Alcatel/Lucent: No Job Cut Clarity Yet
While both the executives stressed that the merger was focused on growth opportunities, there was a great deal of interest in the impending job cuts -- 10 percent of the new company's 88,000 staff are set to lose their jobs. But neither of the execs was giving anything away about which countries or which parts of the combined Alcatel/Lucent might be affected by redundancies.
"We're driven by business logic, and we'll adopt a fair and balanced approach as we rationalize," stated Russo, who will be the CEO of the new Paris-based company. "We recognize the sensitivity of the employees, and we'll be fair, balanced, and caring in approaching this."
Tchuruk, meanwhile suggests the cuts are minimal. "There's no need for us to carry out massive layoffs, but there will be synergies and overlaps [that will result in job losses]. We'll continue working with the union reps in the countries where we operate." He added that the staffing situation will "be analyzed further."
Tchuruk, who was due to step down as Alcatel's CEO on June 1, also said he'll be staying on as CEO until the deal is closed (due in the next six to 12 months) and he can hand over to Russo.
And what of Russo? How will she get on as the head of a French company based in Paris? "I studied French at high school and was pretty good at it, but that was a long time ago," she said, adding that she was looking forward to brushing up her language skills. Bonne chance with that, Pat!
Russo also addressed the issue of Lucent's pension funds, which have been helping the company into the black in recent times. (See Pension Concerns Hit Lucent.)
"Lucent's pension fund is well funded under U.S. government guidelines, and we haven't been required to make any contributions since [Lucent was] formed in 1996," said Russo, adding that it was "unlikely that any contributions would be needed before 2010."

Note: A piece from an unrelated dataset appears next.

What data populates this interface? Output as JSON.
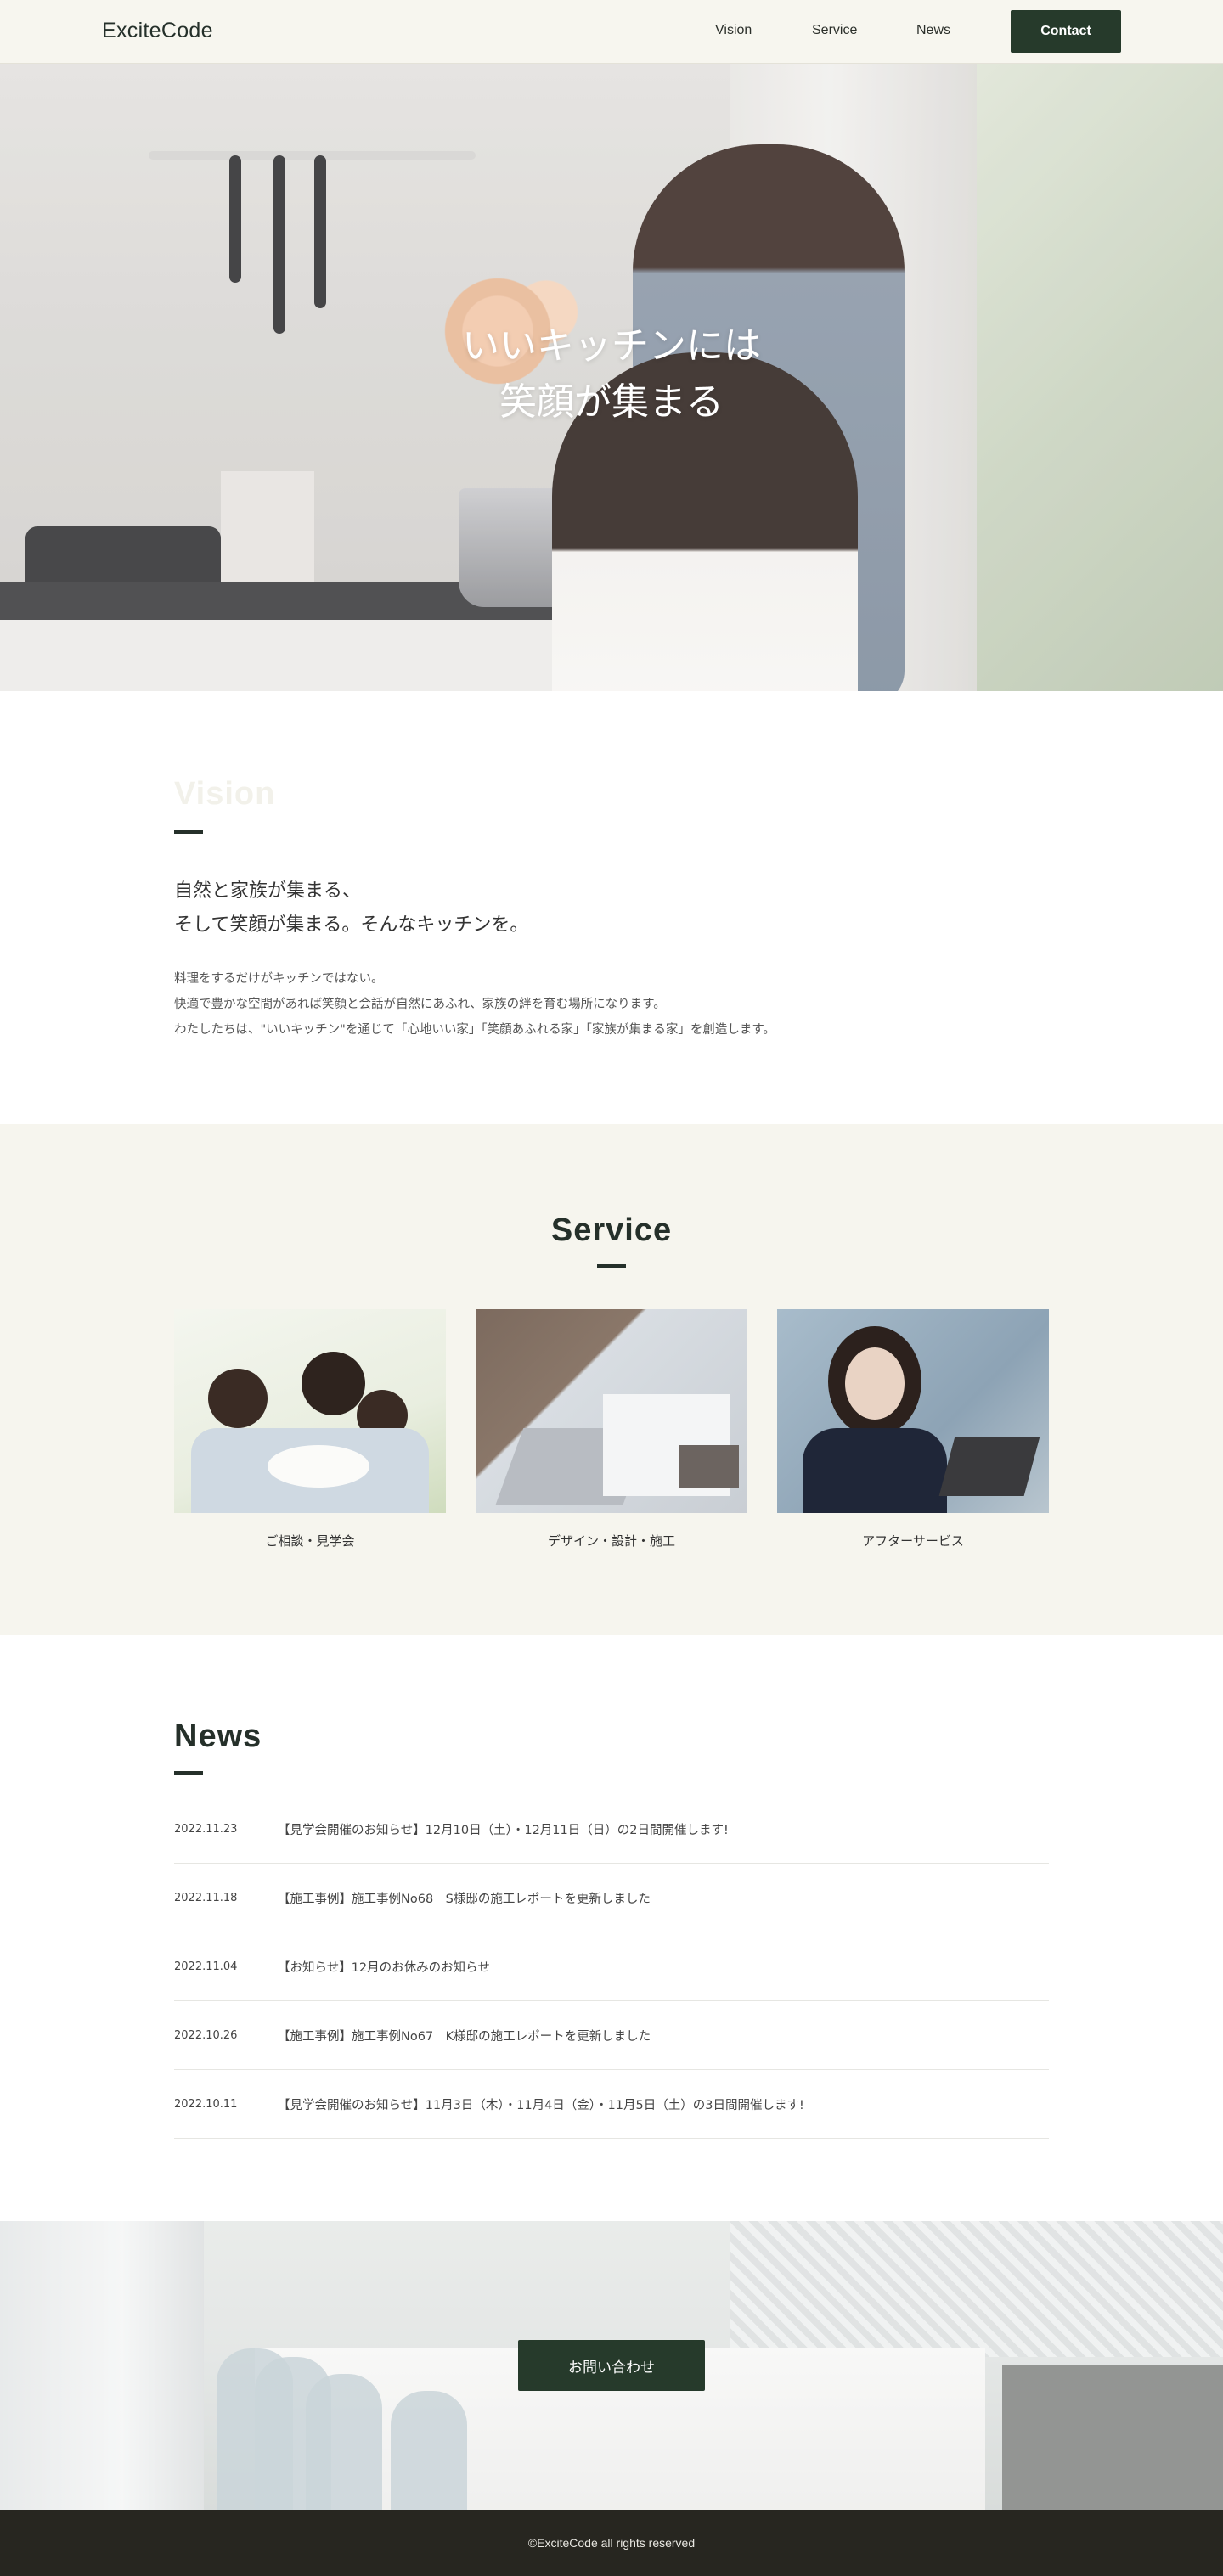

As for retiree healthcare, Russo said Lucent has been focused on caring for its retirees needs "while balancing what's affordable," a statement unlikely to appease retired Lucent staffers that are fighting for retention of benefits and reduced executive remuneration. (See Lucent Retirees File Lawsuit and Lucent Shareholders Rebel .)
The two heads spent a lot of time emphasizing the R&D strength of the combined companies. Tchuruk said that, between them, the companies spend about 12 percent of their combined $25 billion revenues on R&D, while Russo said that between them the companies have 26,000 developers and engineers and 25,000 patents.
"We have an R&D investment capacity that is the most significant in the industry. Our customers know how significant R&D is in this industry, and they need companies that can invest and innovate on their behalf," she added.
There was also interest in what the giant vendor might do next: Might it look to consolidate the sector further by subsuming other vendors such as Nortel Networks Ltd. ? (See Alcatel/Lucent: The Domino Factor.)
"We are merging Alcatel and Lucent for now," stated Serge the Merge, but he added that in specialist niche areas such as video infrastructure "we may acquire companies when the time comes."
— Ray Le Maistre, International News Editor, Light Reading